The bacterial etiology of Whipple's disease is generally accepted. However, the exact identity of the "Whipple bug" has remained elusive. Indeed, the isolation of several types of bacteria from different patients with Whipple's disease has caused some to speculate that Whipple's disease may have polymicrobial etiology. Our light and electron microscopic studies document the presence of bacilliform organisms lying free in the lamina propria of the duodenal mucosa. Intact and partially degraded bacterial organisms were seen in the phagosomes of macrophages. Indirect immunofluoresence studies demonstrated the presence of multiple bacterial antigens in the lamina propria as well as the macrophage granules. This profile of antigens is similar to the profile demonstrated in four other patients in two previous studies. The occurrence of similar profiles of bacterial antigens in the tissues of different patients with Whipple's disease suggests a single microorganism in the etiology of Whipple's disease.

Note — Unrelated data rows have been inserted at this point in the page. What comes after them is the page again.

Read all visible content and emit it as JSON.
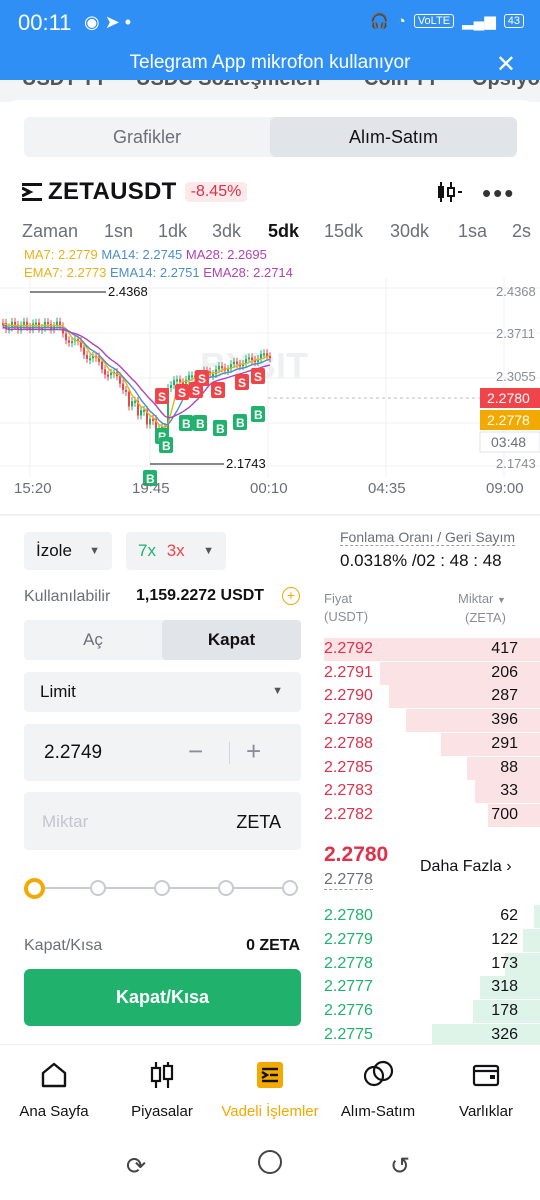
{
  "status_bar": {
    "time": "00:11",
    "network": "VoLTE",
    "battery": "43"
  },
  "banner": {
    "text": "Telegram App mikrofon kullanıyor"
  },
  "peek_tabs": [
    "USDT TT",
    "USDC Sözleşmeleri",
    "Coin TT",
    "Opsiyon"
  ],
  "mode_tabs": {
    "left": "Grafikler",
    "right": "Alım-Satım"
  },
  "symbol": {
    "name": "ZETAUSDT",
    "change": "-8.45%"
  },
  "timeframes": [
    "Zaman",
    "1sn",
    "1dk",
    "3dk",
    "5dk",
    "15dk",
    "30dk",
    "1sa",
    "2s"
  ],
  "timeframe_active": "5dk",
  "ma": {
    "row1": [
      "MA7: 2.2779",
      "MA14: 2.2745",
      "MA28: 2.2695"
    ],
    "row2": [
      "EMA7: 2.2773",
      "EMA14: 2.2751",
      "EMA28: 2.2714"
    ]
  },
  "chart": {
    "price_ticks": [
      "2.4368",
      "2.3711",
      "2.3055",
      "2.1743"
    ],
    "high_label": "2.4368",
    "low_label": "2.1743",
    "last_price": "2.2780",
    "mark_price": "2.2778",
    "countdown": "03:48",
    "time_labels": [
      "15:20",
      "19:45",
      "00:10",
      "04:35",
      "09:00"
    ],
    "watermark": "BYBIT",
    "sell_marker": "S",
    "buy_marker": "B",
    "colors": {
      "up": "#20b26c",
      "down": "#ef454a",
      "ma7": "#e7b21a",
      "ma14": "#4d8fc7",
      "ma28": "#b043b5"
    }
  },
  "order_form": {
    "margin_mode": "İzole",
    "leverage_long": "7x",
    "leverage_short": "3x",
    "available_label": "Kullanılabilir",
    "available_value": "1,159.2272 USDT",
    "open_tab": "Aç",
    "close_tab": "Kapat",
    "order_type": "Limit",
    "price_value": "2.2749",
    "qty_placeholder": "Miktar",
    "qty_unit": "ZETA",
    "slider_value": 0,
    "close_short_label": "Kapat/Kısa",
    "close_short_value": "0 ZETA",
    "close_short_button": "Kapat/Kısa"
  },
  "funding": {
    "label": "Fonlama Oranı / Geri Sayım",
    "value": "0.0318% /02 : 48 : 48"
  },
  "orderbook": {
    "price_header": [
      "Fiyat",
      "(USDT)"
    ],
    "qty_header": [
      "Miktar",
      "(ZETA)"
    ],
    "asks": [
      {
        "price": "2.2792",
        "qty": "417",
        "depth": 1.0
      },
      {
        "price": "2.2791",
        "qty": "206",
        "depth": 0.74
      },
      {
        "price": "2.2790",
        "qty": "287",
        "depth": 0.7
      },
      {
        "price": "2.2789",
        "qty": "396",
        "depth": 0.62
      },
      {
        "price": "2.2788",
        "qty": "291",
        "depth": 0.46
      },
      {
        "price": "2.2785",
        "qty": "88",
        "depth": 0.34
      },
      {
        "price": "2.2783",
        "qty": "33",
        "depth": 0.3
      },
      {
        "price": "2.2782",
        "qty": "700",
        "depth": 0.24
      }
    ],
    "last_price": "2.2780",
    "mark_price": "2.2778",
    "more_label": "Daha Fazla",
    "bids": [
      {
        "price": "2.2780",
        "qty": "62",
        "depth": 0.03
      },
      {
        "price": "2.2779",
        "qty": "122",
        "depth": 0.08
      },
      {
        "price": "2.2778",
        "qty": "173",
        "depth": 0.16
      },
      {
        "price": "2.2777",
        "qty": "318",
        "depth": 0.28
      },
      {
        "price": "2.2776",
        "qty": "178",
        "depth": 0.31
      },
      {
        "price": "2.2775",
        "qty": "326",
        "depth": 0.5
      }
    ]
  },
  "bottom_nav": [
    {
      "label": "Ana Sayfa",
      "icon": "home-icon",
      "active": false
    },
    {
      "label": "Piyasalar",
      "icon": "candles-icon",
      "active": false
    },
    {
      "label": "Vadeli İşlemler",
      "icon": "futures-icon",
      "active": true
    },
    {
      "label": "Alım-Satım",
      "icon": "exchange-icon",
      "active": false
    },
    {
      "label": "Varlıklar",
      "icon": "wallet-icon",
      "active": false
    }
  ],
  "accent": "#f2a900"
}
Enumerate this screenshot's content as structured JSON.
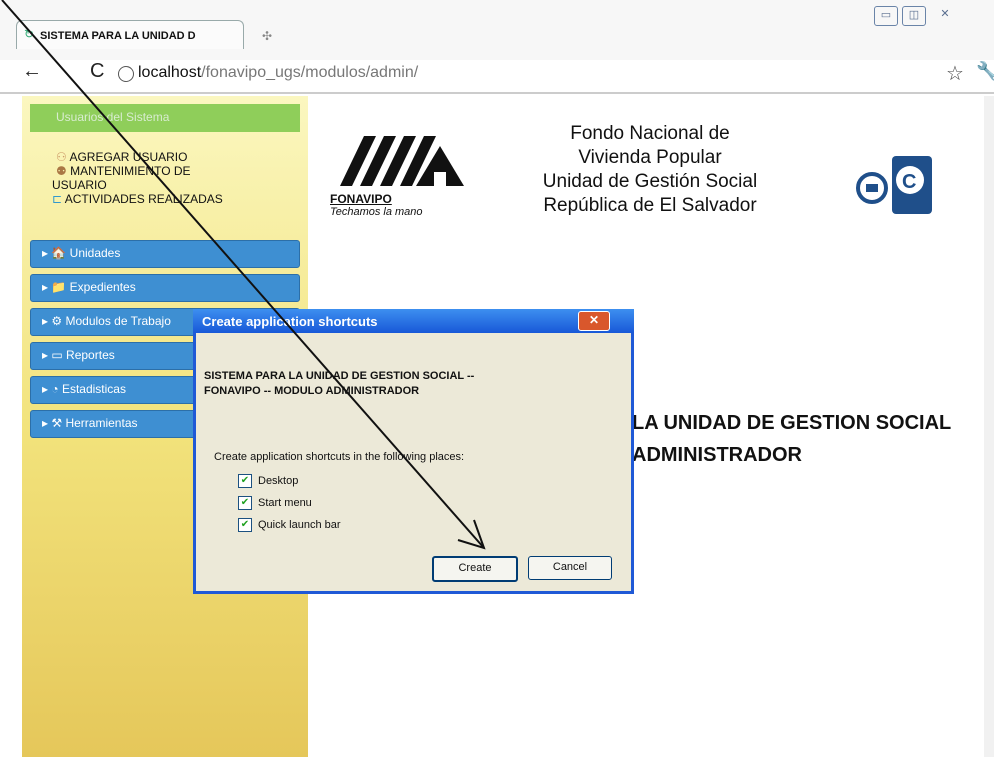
{
  "window": {
    "tab_title": "SISTEMA PARA LA UNIDAD D",
    "controls": [
      "minimize",
      "maximize",
      "close"
    ]
  },
  "addressbar": {
    "url_host": "localhost",
    "url_path": "/fonavipo_ugs/modulos/admin/"
  },
  "sidebar": {
    "header": "Usuarios del Sistema",
    "items": [
      "AGREGAR USUARIO",
      "MANTENIMIENTO DE",
      "USUARIO",
      "ACTIVIDADES REALIZADAS"
    ],
    "menus": [
      "Unidades",
      "Expedientes",
      "Modulos de Trabajo",
      "Reportes",
      "Estadisticas",
      "Herramientas"
    ]
  },
  "header": {
    "logo_name": "FONAVIPO",
    "logo_tagline": "Techamos la mano",
    "org_lines": [
      "Fondo Nacional de",
      "Vivienda Popular",
      "Unidad de Gestión Social",
      "República de El Salvador"
    ]
  },
  "main": {
    "title_line1": "LA UNIDAD DE GESTION SOCIAL",
    "title_line2": "ADMINISTRADOR"
  },
  "dialog": {
    "title": "Create application shortcuts",
    "app_name_line1": "SISTEMA PARA LA UNIDAD DE GESTION SOCIAL --",
    "app_name_line2": "FONAVIPO -- MODULO ADMINISTRADOR",
    "instruction": "Create application shortcuts in the following places:",
    "options": [
      {
        "label": "Desktop",
        "checked": true
      },
      {
        "label": "Start menu",
        "checked": true
      },
      {
        "label": "Quick launch bar",
        "checked": true
      }
    ],
    "create_label": "Create",
    "cancel_label": "Cancel"
  },
  "colors": {
    "accent_blue": "#3e8fd2",
    "sidebar_green": "#8fce5a",
    "dialog_title_blue": "#1858d8"
  }
}
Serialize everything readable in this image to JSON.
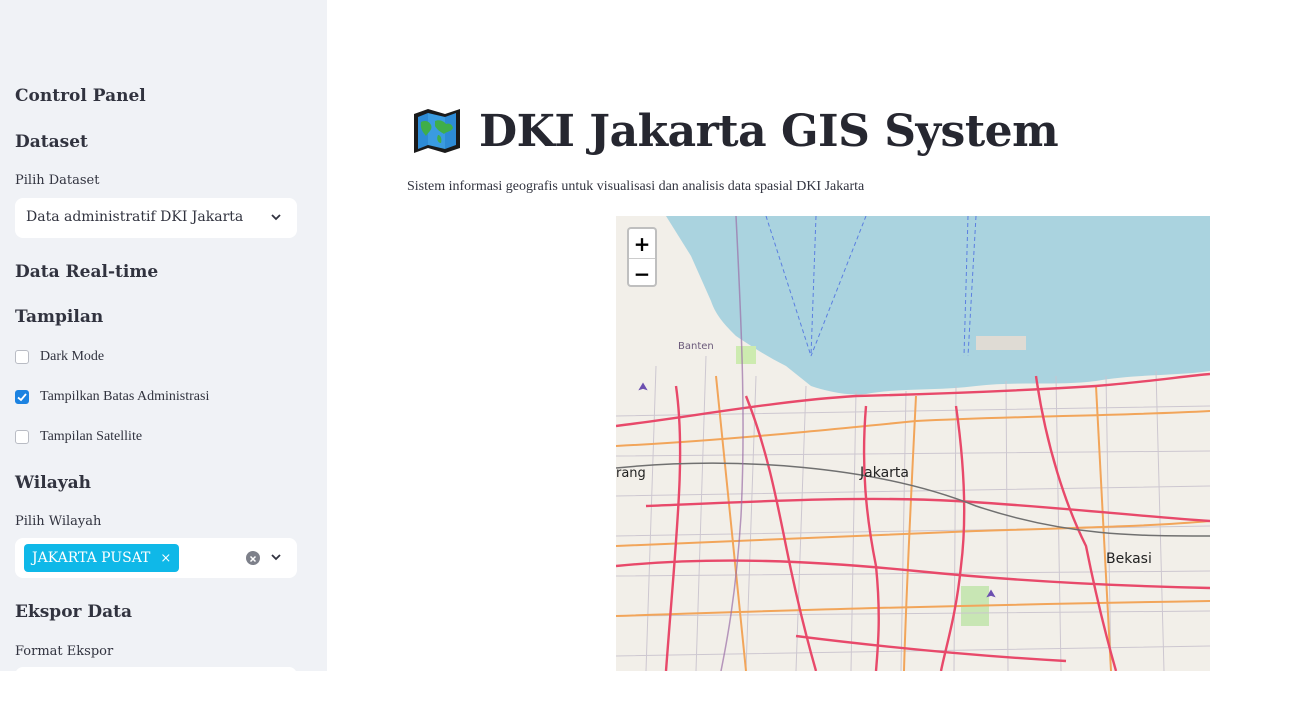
{
  "sidebar": {
    "title": "Control Panel",
    "dataset": {
      "heading": "Dataset",
      "label": "Pilih Dataset",
      "selected": "Data administratif DKI Jakarta"
    },
    "realtime": {
      "heading": "Data Real-time"
    },
    "display": {
      "heading": "Tampilan",
      "options": [
        {
          "label": "Dark Mode",
          "checked": false
        },
        {
          "label": "Tampilkan Batas Administrasi",
          "checked": true
        },
        {
          "label": "Tampilan Satellite",
          "checked": false
        }
      ]
    },
    "region": {
      "heading": "Wilayah",
      "label": "Pilih Wilayah",
      "selected_tag": "JAKARTA PUSAT",
      "tag_remove": "×"
    },
    "export": {
      "heading": "Ekspor Data",
      "label": "Format Ekspor"
    }
  },
  "main": {
    "title": "DKI Jakarta GIS System",
    "icon": "world-map-icon",
    "subtitle": "Sistem informasi geografis untuk visualisasi dan analisis data spasial DKI Jakarta"
  },
  "map": {
    "zoom_in": "+",
    "zoom_out": "−",
    "place_labels": {
      "jakarta": "Jakarta",
      "bekasi": "Bekasi",
      "banten": "Banten",
      "tangerang": "rang"
    },
    "colors": {
      "sea": "#aad3df",
      "land": "#f2efe9",
      "primary_road": "#e8496a",
      "secondary_road": "#f2a55a"
    }
  }
}
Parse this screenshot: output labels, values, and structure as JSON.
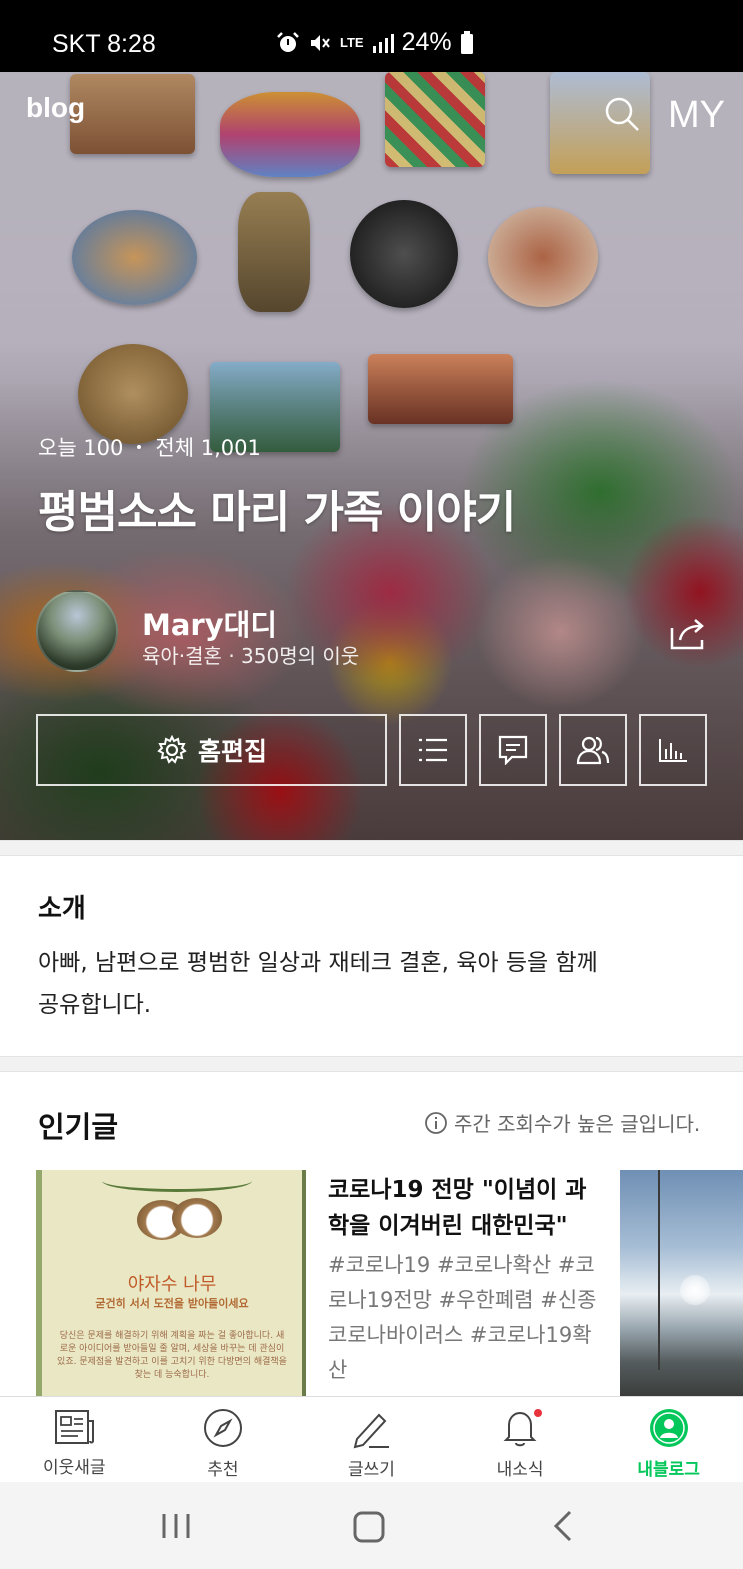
{
  "status_bar": {
    "carrier_time": "SKT 8:28",
    "network": "LTE",
    "battery": "24%",
    "icons": [
      "alarm-icon",
      "mute-icon",
      "lte-icon",
      "signal-icon",
      "battery-icon"
    ]
  },
  "header": {
    "logo": "blog",
    "search_icon": "search-icon",
    "my_label": "MY"
  },
  "blog": {
    "stats_today": "오늘 100",
    "stats_total": "전체 1,001",
    "title": "평범소소 마리 가족 이야기",
    "nickname": "Mary대디",
    "meta": "육아·결혼 · 350명의 이웃",
    "edit_label": "홈편집",
    "action_icons": [
      "list-icon",
      "comment-icon",
      "neighbors-icon",
      "stats-icon"
    ]
  },
  "intro": {
    "heading": "소개",
    "text_line1": "아빠, 남편으로 평범한 일상과 재테크 결혼, 육아 등을 함께",
    "text_line2": "공유합니다."
  },
  "popular": {
    "heading": "인기글",
    "note": "주간 조회수가 높은 글입니다.",
    "card_image": {
      "title": "야자수 나무",
      "subtitle": "굳건히 서서 도전을 받아들이세요",
      "body": "당신은 문제를 해결하기 위해 계획을 짜는 걸 좋아합니다. 새로운 아이디어를 받아들일 줄 알며, 세상을 바꾸는 데 관심이 있죠. 문제점을 발견하고 이를 고치기 위한 다방면의 해결책을 찾는 데 능숙합니다."
    },
    "post": {
      "title": "코로나19 전망 \"이념이 과학을 이겨버린 대한민국\"",
      "tags": "#코로나19 #코로나확산 #코로나19전망 #우한폐렴 #신종코로나바이러스 #코로나19확산"
    }
  },
  "bottom_nav": {
    "items": [
      {
        "label": "이웃새글",
        "icon": "feed-icon"
      },
      {
        "label": "추천",
        "icon": "compass-icon"
      },
      {
        "label": "글쓰기",
        "icon": "pencil-icon"
      },
      {
        "label": "내소식",
        "icon": "bell-icon"
      },
      {
        "label": "내블로그",
        "icon": "profile-icon"
      }
    ],
    "active_index": 4
  },
  "colors": {
    "accent": "#03c75a",
    "badge": "#e8323c",
    "status_bar": "#000000"
  }
}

Because of the overlapping features of muciphages and Whipple's cells in the rectal biopsy material, the suberiority and reliability of proximal small intestinal biopsy in preference to rectal biopsy are re-emphasized.
|Original language||English (US)|
|Number of pages||7|
|State||Published - Oct 1981|
ASJC Scopus subject areas
- Pathology and Forensic Medicine